What are Sunstars? Bright point sources of light that create star patterns in an image. Sunstars can make a photo more dramatic. They are caused by the shape of the diaphragm in a lens. Older lenses with straight diaphragm blades create more drastic stars.
The technique is simple. Set your aperture to a high f-number like f/16 or f/22. This will increase the diaphragms influence on the overall photograph. Next, point the camera towards something with a bright point spec (sun, flashlight, etc). Be sure to not over expose the bright point source.

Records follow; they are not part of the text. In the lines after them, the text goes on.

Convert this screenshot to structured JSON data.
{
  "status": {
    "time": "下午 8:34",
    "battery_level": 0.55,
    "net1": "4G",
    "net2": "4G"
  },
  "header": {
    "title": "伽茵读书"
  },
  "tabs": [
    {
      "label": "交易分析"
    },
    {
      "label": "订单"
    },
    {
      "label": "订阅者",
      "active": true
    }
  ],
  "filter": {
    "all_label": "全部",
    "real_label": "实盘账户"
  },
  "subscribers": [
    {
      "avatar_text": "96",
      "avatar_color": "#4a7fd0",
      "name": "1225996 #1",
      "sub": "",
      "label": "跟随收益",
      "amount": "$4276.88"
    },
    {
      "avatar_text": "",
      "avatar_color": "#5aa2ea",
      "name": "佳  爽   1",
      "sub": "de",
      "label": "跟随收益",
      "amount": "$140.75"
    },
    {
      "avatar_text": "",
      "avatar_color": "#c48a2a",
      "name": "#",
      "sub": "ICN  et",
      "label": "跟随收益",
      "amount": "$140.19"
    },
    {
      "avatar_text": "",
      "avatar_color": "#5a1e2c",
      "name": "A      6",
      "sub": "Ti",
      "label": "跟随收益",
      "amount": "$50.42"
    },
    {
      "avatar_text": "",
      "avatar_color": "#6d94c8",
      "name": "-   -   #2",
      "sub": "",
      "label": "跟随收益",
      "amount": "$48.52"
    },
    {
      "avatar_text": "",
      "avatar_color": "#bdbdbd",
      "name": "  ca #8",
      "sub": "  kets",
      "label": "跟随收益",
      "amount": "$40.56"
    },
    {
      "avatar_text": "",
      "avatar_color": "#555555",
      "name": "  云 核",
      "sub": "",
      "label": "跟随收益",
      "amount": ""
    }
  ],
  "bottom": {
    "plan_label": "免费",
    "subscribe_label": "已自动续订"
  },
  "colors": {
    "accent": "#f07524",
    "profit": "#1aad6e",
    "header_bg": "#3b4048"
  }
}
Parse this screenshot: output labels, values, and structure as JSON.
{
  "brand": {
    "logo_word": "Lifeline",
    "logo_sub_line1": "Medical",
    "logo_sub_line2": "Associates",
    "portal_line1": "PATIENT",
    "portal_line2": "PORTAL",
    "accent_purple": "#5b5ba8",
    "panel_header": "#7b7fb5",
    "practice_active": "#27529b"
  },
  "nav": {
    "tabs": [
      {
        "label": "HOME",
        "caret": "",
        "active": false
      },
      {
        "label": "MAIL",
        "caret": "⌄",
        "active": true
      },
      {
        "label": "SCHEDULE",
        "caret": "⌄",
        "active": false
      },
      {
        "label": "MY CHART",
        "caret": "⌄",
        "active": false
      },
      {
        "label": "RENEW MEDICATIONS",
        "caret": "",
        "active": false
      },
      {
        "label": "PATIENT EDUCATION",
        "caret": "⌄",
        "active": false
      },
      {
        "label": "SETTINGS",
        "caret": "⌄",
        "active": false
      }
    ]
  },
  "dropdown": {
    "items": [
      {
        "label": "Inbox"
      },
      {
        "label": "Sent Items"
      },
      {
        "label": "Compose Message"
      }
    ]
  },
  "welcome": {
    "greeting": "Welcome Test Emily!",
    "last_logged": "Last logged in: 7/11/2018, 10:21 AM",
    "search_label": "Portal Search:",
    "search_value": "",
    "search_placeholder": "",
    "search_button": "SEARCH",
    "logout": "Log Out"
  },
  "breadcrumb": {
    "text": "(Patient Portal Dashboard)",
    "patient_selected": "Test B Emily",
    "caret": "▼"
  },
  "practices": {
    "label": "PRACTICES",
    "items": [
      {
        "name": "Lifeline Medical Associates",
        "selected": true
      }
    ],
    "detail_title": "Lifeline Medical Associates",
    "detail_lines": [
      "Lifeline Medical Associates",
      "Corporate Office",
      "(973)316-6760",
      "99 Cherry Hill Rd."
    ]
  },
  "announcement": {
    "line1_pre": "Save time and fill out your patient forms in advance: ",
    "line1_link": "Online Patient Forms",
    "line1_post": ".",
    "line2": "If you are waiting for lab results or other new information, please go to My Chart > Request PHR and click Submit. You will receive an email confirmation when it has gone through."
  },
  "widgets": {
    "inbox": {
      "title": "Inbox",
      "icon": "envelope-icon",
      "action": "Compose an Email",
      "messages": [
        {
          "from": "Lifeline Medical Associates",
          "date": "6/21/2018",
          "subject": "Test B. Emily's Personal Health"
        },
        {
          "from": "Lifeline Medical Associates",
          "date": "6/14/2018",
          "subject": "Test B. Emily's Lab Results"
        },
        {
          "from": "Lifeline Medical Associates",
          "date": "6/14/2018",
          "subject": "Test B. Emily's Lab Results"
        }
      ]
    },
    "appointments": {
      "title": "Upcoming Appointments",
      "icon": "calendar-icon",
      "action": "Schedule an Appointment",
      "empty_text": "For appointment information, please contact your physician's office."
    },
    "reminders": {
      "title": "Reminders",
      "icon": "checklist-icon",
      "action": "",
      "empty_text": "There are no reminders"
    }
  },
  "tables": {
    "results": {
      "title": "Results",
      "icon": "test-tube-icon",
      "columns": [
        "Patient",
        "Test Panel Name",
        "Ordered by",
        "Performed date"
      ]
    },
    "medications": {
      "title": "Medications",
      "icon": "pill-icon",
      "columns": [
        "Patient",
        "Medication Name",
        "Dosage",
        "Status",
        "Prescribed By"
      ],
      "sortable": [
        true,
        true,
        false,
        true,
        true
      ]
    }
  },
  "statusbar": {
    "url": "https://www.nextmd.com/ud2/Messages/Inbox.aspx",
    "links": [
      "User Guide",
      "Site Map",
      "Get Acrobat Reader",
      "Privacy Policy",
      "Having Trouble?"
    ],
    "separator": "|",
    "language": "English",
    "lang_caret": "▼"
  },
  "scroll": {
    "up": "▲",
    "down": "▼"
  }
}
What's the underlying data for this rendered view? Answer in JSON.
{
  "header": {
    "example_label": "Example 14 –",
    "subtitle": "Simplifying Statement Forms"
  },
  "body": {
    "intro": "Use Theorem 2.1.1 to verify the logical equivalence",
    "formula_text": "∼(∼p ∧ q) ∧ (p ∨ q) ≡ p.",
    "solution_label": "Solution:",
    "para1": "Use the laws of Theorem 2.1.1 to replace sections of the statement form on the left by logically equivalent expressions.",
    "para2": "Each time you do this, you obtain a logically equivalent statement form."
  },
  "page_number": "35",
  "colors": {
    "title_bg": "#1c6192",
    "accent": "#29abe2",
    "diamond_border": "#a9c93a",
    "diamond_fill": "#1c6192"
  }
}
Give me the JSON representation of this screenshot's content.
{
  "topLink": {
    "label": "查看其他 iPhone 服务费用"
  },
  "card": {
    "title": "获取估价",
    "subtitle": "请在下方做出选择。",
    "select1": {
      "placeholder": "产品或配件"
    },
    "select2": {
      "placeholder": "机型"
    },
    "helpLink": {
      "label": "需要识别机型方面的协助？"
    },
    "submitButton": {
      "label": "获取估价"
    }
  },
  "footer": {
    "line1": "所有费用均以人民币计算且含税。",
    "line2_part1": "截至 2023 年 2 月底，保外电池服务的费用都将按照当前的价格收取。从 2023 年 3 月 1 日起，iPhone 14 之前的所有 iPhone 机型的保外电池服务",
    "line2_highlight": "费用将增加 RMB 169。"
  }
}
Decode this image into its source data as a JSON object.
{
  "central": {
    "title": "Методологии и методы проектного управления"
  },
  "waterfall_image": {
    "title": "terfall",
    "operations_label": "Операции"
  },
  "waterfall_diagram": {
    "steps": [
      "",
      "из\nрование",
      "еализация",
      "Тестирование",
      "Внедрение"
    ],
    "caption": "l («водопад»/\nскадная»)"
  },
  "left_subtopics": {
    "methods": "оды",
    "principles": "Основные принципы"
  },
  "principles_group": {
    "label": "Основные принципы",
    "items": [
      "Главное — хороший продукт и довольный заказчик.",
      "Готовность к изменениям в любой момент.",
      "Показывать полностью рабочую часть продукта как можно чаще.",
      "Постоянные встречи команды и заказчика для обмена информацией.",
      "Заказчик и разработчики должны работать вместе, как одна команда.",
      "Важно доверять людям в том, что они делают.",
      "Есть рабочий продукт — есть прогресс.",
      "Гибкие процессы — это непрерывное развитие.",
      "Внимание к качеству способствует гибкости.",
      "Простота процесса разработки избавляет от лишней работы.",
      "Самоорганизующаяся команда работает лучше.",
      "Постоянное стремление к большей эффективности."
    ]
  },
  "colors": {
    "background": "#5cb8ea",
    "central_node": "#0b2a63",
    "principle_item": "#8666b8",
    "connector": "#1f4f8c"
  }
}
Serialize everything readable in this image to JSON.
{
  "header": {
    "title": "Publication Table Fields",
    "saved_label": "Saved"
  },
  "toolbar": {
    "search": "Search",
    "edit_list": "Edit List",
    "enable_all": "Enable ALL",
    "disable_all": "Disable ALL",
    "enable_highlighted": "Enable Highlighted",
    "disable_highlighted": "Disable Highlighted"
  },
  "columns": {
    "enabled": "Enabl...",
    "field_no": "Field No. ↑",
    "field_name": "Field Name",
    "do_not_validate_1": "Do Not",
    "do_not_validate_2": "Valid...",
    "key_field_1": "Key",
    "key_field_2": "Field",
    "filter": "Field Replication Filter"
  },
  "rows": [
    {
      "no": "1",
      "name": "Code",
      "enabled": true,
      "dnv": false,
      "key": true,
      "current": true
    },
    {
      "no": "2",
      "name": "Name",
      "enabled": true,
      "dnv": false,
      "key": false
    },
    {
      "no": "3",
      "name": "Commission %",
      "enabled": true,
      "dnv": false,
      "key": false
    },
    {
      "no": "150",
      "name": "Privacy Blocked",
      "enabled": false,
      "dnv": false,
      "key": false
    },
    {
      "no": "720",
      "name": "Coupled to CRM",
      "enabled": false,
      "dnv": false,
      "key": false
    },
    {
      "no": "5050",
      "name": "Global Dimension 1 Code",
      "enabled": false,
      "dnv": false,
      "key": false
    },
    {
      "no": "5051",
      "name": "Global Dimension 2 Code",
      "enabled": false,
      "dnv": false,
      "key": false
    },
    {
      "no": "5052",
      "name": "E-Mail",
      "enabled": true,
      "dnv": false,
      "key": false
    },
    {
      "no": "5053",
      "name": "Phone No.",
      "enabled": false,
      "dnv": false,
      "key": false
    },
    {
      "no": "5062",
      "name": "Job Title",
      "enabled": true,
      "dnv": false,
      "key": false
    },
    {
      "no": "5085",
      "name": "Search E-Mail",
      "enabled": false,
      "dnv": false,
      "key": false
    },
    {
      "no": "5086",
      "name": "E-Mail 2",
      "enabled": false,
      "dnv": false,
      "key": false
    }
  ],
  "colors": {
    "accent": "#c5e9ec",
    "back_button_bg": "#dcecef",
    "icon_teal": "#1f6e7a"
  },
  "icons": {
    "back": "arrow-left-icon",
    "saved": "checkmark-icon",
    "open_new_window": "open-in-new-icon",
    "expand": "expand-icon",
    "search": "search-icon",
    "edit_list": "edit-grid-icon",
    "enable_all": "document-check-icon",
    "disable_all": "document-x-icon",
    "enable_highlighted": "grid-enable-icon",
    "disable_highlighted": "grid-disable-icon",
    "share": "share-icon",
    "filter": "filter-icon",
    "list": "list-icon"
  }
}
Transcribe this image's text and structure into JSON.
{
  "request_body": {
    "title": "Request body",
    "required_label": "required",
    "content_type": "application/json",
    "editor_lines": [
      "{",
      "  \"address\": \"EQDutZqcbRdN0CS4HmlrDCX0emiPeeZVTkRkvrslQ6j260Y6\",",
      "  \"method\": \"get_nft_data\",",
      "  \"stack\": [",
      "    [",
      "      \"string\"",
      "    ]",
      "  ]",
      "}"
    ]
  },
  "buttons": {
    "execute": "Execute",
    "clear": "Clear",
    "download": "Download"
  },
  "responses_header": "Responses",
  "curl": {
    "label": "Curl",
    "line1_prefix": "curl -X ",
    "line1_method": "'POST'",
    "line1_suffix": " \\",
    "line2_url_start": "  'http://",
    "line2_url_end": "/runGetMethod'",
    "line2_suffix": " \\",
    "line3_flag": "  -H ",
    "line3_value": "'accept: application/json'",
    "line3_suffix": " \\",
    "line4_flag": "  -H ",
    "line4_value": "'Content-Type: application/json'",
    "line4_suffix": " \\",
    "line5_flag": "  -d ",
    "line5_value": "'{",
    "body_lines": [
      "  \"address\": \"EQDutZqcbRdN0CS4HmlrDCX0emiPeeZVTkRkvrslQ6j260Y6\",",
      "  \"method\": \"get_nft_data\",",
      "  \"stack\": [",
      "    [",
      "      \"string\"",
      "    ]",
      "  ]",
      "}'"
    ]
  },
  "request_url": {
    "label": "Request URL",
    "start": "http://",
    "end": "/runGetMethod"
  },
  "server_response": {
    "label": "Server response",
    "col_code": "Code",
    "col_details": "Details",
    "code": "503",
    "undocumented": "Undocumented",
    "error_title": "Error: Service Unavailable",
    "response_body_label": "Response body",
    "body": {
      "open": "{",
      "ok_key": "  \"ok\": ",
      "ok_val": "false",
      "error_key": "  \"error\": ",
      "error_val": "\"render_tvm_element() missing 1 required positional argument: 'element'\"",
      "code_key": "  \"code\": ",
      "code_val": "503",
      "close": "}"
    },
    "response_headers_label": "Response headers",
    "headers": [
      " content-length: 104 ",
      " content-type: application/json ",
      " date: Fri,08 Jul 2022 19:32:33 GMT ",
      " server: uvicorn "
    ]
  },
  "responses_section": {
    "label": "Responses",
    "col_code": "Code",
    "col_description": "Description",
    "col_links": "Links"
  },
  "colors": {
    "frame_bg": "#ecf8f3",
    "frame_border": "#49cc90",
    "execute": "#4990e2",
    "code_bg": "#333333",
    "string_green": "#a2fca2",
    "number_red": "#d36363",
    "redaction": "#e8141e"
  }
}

The number of spokes of the sunstar depends on the number of blades in the diaphragm of the lens. For example, a 7 bladed diaphragm will have 14 spoke sunstar. While a 5 bladed diaphragm will have 10. Even number blade diaphragms create the same amount of spokes. Canon makes 8 bladed diaphragms which create 8 spoke sunstars.
NIKON 24MM F/1.4 [9 ROUNDED BLADED DIAPHRAGM]
NIKON 24MM F/2.8 AF-D
GREAT SUNSTAR LENSES
Modern Nikon lenses have 9 rounded bladed diaphragms. This is to improve bokeh or the quality of blur. Some older Nikon lenses have straight diaphragms, with typically 7 blades. These older lenses typically produce more defined sunstar spokes. Also zoom lenses are usually have poor sunstar performance. Below are some lenses which I found to produce great sunstars.
- Nikon 24mm f/2.8 AF D (7 Straight Blades)
- Nikon 35mm f/2.8 AF D (7 Straight Blades)
- Nikon 50mm f/1.8 AF D (7 Straight Blades)
- Nikon 85mm f/1.8 AF D (7 Straight Blades)
- Nikon 24mm f/1.4 AF-S (9 Rounded Blades)
- Nikon 50mm f/1.8 AF-S (7 Straight Blades)